Maurice (aka DJ Screwpulous) has been a stalwart of the gay clubbing scene in the UK and abroad since he began DJing professionally in Bristol in the 1990s. He has held long-term residencies at clubs such as Club 46 in Bristol, Subline in Brighton and The Eagle in London, as well as 25 years worth of appearances everywhere from Poland to Ibiza and regular broadcast guest slots.”My first ever DJ appearances were in a gender neutral non judgemental club in Bristol where people came together because of their diversity and difference, rather than despite it. Like many of my generation, my personal journey from West Country teenager to adult gay man, took may twists and turns, but the one thing that I have found and has kept drawing me back to Brighton is quirky tolerance.”
Adrian spent 25 years as a gigging saxophonist and began his music career in Australia as a radio DJ, hosting a weekly all-night show on Adelaide’s 5MMM:FM before relocating to the UK in 1989. Having picked up numerous degrees in his spare time he alternated working as a journalist, a literary agent and a publican, with gigging at events and music festivals with a wide range of bands and music groups. Having clocked up over 200 stage appearances at Glastonbury alone (yes that is possible!), he has come a long way from the timid classical flautist wondering where to go?

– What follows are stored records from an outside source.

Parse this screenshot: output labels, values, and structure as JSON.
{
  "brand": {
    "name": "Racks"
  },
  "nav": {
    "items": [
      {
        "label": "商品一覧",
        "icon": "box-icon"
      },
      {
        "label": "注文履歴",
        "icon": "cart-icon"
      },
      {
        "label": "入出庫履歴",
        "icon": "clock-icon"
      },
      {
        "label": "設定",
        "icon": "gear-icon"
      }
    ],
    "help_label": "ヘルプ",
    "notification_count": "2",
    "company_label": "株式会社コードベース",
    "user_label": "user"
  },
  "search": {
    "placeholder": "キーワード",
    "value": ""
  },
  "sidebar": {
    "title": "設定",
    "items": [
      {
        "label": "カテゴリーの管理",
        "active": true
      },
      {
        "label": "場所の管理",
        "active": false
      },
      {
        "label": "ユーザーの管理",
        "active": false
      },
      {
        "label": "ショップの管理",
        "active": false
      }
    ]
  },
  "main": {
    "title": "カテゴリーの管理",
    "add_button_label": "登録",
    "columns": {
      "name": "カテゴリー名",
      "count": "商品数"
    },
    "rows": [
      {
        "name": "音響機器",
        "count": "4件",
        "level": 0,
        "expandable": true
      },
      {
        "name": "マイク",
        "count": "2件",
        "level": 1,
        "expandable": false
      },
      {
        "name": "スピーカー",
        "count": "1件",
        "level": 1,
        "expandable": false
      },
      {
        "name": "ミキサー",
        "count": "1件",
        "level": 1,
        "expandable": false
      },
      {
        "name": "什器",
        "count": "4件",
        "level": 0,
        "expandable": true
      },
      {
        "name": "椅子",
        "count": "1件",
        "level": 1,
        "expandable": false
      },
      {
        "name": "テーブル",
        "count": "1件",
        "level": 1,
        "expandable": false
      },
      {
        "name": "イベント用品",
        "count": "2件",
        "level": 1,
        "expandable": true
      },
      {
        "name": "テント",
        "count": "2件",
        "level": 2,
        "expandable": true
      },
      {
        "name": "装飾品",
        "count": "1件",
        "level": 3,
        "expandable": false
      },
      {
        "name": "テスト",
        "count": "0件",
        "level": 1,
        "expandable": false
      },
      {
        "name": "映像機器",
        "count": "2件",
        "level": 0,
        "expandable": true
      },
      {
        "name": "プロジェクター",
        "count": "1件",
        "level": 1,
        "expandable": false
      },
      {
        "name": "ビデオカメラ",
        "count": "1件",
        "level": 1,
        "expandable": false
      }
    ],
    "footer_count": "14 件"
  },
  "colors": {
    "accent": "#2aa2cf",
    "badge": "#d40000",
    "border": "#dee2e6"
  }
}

With their combined lifetime of music commitments neither Adrian nor Maurice have had a weekend off from 1981 until the lockdown last year. Despite hitting the decks together a number of times over the last 5 years Tell Me Why is, much to their surprise, the first time Adrian and Maurice have formally collaborated on a project. "With lockdown the whole musical world has been turned on its head and then turned on its head again. Clubs, venues, touring bands, everything that drives music forward and gives musicians a platform to reach their audience has been interrupted. Also the public’s gateway to new musical adventures has been stopped dead in its tracks. Bit instead of being lost, we are really thrilled that Tell Me Why came along, a show that brings together the soundtrack to much of our lives from the 80s to today. It comes out of the cheeky, adventurous and irreverent subcultures of the underground marries in an unholy union with the mass sensibilities of pop and makes something that feels new and exciting. We all stand on our collective past experiences but look firmly into the future. The events of 2020-2021 have made us take stock of who and where we are. It also gives the chance to stop and look at what we are doing. This is a turning point in history, music and life , and like all turning points it is an opportunity to acknowledge where we have come from, to pay tribute to the brave souls before us. We owe it to those who sacrificed their life and Liberty to give us the freedom to be ourselves, to evolve into something new, vibrant and different, much like this show.”
Screwpulous & Pescatore are working on a series of new projects - as well and returning to study to refresh up their production and electronic music qualifications, restoring and customising vintage audio equipment, and have been brewing some new remixes and edits for release later in 2021.